Mark the time and date: 5:20 am EDT on Mar. 29, 2011. For the first time, a NASA spacecraft in orbit around Mercury has sent back an image of our solar system's innermost planet.
It won't be the only one - the Messenger craft took another 363 images, according to NASA, before downlinking some of that data to Earth. Over the course of the next year, the craft is expected to take 70,000 to 75,000 photographs as Messenger sets about its assigned task of mapping the planet's entire surface.
The standout feature in an otherwise featureless south pole region displayed in the Messenger image is the 50-mile wide crater called Debussy (in the upper right of the image.) Even if the photo may is not particularly arresting at first blush, NASA officials have to be ecstatic that everything's in working order after the craft's six-and-a-half year journey to reach Mercury. Interestingly, the close-up looks a lot like the Earth's moon.

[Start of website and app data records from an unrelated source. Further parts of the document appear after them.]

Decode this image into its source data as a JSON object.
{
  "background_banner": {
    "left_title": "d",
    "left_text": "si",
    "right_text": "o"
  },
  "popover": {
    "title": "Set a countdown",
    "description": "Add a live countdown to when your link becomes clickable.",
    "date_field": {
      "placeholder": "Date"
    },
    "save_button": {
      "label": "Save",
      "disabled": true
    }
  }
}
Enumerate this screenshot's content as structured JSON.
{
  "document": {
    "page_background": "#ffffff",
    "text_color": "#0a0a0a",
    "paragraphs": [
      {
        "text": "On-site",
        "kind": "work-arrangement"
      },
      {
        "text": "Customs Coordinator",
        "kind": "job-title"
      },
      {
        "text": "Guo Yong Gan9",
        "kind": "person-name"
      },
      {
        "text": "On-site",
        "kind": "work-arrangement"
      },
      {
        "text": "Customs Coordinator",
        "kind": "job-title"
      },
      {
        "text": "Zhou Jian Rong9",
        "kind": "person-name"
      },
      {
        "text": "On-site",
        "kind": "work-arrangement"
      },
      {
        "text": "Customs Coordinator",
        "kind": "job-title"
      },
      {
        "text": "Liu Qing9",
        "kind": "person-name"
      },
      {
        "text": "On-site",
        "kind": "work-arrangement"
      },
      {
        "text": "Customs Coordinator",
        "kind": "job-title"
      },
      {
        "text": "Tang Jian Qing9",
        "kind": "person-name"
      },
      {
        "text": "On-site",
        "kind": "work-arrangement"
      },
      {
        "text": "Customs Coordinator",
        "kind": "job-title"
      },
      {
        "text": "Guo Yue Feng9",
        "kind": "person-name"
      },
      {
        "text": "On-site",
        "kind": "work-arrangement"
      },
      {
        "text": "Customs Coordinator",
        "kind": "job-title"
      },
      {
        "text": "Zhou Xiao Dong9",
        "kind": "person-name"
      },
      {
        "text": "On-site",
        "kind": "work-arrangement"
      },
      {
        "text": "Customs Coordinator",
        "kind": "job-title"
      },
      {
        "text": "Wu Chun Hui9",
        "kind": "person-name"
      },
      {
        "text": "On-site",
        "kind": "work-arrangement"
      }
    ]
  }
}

You can keep track of the Messenger mission at a website NASA has set up here. The agency has scheduled a press conference for Wednesday, where officials may likely share more photos sent back to Earth.